Too cold this morning for even the birds to be singing, though I get out of bed early and walk around the patches of frost and tiny pools of ice that lay about my outdoor haunt. I need to find that old electric heater and place it in my spot where I write. My fingertips do not even wish to settle on the keyboard, so I keep them in my pockets long enough to get them warm before I bring them out. It’s only been a few days since the end of summer, this extended summer that we frequently experience in the fall. I wander back close to the fireplace and open my Kindle for a peek at somebody else’s words, someone who is feeling more enthused about the weather. Given another hour, sunlight will come drifting over the tops of the trees and make go away what the chilly night has brought.

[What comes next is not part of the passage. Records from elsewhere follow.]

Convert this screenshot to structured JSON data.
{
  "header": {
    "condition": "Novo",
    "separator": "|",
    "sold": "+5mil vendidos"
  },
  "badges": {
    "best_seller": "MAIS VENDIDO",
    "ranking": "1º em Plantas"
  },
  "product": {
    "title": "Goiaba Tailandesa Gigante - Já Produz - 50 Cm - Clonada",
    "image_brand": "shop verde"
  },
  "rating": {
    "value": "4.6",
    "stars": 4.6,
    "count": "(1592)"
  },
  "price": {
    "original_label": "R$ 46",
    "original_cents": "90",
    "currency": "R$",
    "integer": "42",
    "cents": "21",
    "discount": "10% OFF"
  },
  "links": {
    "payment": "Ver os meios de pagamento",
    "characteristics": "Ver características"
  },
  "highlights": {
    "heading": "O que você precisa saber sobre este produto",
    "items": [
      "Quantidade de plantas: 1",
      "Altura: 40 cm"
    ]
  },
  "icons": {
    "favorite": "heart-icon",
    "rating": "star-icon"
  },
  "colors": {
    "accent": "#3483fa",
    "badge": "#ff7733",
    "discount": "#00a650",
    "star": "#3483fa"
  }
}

The corner convenience store down the road a mile has been boarded up. The old woman who ran the place has run out of money. The last time I entered the store, it was full of crap. She got to the point where she had nothing to sell that anybody would want. I think she started the business with too little cash, and from there all her daily commerce dropped off. My brother-in-law, who was visiting this past few days from up in the Sierras, had shown some interest in reopening the store. He called the phone number on the for-rent sign, and we went down to speak with the landlord about the prospect of a new business. He told us that some homeless people living under the bridge that crosses over Soquel Creek had been hanging out near the store, begging for food or anything else that she might be willing to hand out. She had gotten into the habit of trading their labor for six packs of beer. If they would lift this box or that box, I was told, she would keep them in supply, even when she knew that she could not afford it.
The last few weeks of her operation, I saw the little store turn into a little hobo junction. Word gets out. Now that the store is closed, I don’t know where the creek dwellers have gone, and the landlord is hopeful that they will not come back, and that they have found another haunt. He would like to see somebody with some money come and spruce up the place. Maybe bring in some classy wines and fancy foods, and make the little rundown store into a place that welcomes the more affluent. I see more and more of these kind of stores popping up around the town and wonder just how many the local economy can support.
Since I have lived in this area for nearly forty years, the changes I have seen have been unpredictable. Waves of prosperity have washed over the customs and culture of what the town used to be. When my older daughter was younger she had a Shetland pony. Her and her girlfriends would ride their ponies down out of the hills and go to the little old ice cream parlor for a summertime snack. A pony would have such a hard time nowadays in dealing with the traffic. It seems like when the storefronts change their face, I also change in some way. My memories are disturbed. My thoughts that life will always be the same suddenly become challenged. When I look at history books filled with photos of the way this town once appeared, I realize that I am also entering into a forgotten history, even as I live. It is so unsettling, because I settled here with the thought that I would be free from all modernization. How naÃ¯ve of me!
What has not changed is the forest of redwoods into which I look from my home, and that gives me some reassurance that not the whole world will be changed. I am just barely beyond the reach of encroaching civilization, but not by much. And if I thought about it long enough and tried hard enough to remember what the area was like before I moved here, if I could toggle time between now and then, I just might be shocked by all that has transpired. But, that’s just me, a witness to relentless change, my memory the only substance that seems to have much constancy. While reading the poem this morning written by W.B. Yeats titled “The Lake at Innisfree”, I realized that inside I continue to crave the quiet days that all around me seem to dissipate. The “deep heart’s core” of which he speaks in the last line of this poem resonates with so many. Only in writing about such things do I gain any perspective on what lives inside of me.
On another passing note, a bluejay tried to fly through the sliding glass door in our kitchen. Here is the image he left behind: